WORK TASK: Copy out each line featuring the string "time" from the entries beneath.

Page and application data records

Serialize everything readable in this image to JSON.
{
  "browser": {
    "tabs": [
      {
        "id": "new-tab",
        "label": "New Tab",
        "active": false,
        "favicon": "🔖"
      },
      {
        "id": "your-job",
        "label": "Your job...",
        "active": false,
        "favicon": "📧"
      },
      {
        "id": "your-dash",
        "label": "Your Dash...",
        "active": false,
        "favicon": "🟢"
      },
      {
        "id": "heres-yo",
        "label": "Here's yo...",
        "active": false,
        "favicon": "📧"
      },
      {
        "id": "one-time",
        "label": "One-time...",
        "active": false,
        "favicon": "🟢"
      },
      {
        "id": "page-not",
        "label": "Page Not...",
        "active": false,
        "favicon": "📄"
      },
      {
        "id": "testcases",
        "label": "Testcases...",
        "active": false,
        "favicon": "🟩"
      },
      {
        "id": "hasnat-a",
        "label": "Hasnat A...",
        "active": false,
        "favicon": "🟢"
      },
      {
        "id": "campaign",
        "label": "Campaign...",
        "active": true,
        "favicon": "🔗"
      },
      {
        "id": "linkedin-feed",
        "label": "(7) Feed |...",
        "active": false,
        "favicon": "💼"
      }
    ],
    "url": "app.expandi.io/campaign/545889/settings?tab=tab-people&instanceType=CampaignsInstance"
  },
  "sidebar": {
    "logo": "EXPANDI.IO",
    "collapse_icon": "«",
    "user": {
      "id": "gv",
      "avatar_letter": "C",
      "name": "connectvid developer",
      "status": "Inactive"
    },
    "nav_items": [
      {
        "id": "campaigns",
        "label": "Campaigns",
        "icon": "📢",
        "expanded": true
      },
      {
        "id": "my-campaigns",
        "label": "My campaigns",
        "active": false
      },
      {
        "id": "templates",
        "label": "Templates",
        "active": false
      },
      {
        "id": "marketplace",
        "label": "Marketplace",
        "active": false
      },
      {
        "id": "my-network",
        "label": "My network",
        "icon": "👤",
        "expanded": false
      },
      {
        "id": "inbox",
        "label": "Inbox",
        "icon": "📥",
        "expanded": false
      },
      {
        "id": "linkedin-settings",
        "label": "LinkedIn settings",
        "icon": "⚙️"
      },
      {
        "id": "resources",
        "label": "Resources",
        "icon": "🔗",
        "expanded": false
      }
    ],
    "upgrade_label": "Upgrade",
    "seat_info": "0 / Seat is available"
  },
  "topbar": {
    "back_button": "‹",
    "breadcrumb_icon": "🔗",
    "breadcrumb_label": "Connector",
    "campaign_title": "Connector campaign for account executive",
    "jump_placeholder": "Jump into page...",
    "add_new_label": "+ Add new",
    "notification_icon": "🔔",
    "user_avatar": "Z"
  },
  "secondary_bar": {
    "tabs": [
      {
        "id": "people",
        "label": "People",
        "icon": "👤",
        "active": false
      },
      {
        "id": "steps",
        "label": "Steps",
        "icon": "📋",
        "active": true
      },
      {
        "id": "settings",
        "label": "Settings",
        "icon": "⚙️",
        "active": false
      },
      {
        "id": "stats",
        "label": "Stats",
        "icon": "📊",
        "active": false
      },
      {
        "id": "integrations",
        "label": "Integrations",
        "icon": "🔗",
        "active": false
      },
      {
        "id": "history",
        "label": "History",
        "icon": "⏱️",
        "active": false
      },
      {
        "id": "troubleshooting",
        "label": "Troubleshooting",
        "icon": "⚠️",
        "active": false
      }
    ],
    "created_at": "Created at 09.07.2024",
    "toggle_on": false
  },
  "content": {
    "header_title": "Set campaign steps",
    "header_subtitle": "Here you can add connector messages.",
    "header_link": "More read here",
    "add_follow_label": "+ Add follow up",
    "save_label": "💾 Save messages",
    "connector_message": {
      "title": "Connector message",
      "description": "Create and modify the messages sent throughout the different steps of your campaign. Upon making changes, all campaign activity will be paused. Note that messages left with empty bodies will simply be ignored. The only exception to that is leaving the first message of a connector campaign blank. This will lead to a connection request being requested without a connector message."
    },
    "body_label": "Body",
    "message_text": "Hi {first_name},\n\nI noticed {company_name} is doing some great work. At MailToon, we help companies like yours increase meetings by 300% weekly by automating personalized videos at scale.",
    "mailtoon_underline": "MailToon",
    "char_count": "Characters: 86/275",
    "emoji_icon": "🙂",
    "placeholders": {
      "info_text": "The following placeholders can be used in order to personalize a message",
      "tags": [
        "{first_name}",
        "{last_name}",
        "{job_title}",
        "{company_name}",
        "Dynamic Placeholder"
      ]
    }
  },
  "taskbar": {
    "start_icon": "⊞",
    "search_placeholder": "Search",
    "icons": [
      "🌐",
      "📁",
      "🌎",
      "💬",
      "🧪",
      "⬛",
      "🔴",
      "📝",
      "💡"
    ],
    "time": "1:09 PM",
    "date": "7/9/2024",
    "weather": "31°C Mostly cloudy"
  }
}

WRITTEN RESPONSE:
        "id": "one-time",
        "label": "One-time...",
    "time": "1:09 PM",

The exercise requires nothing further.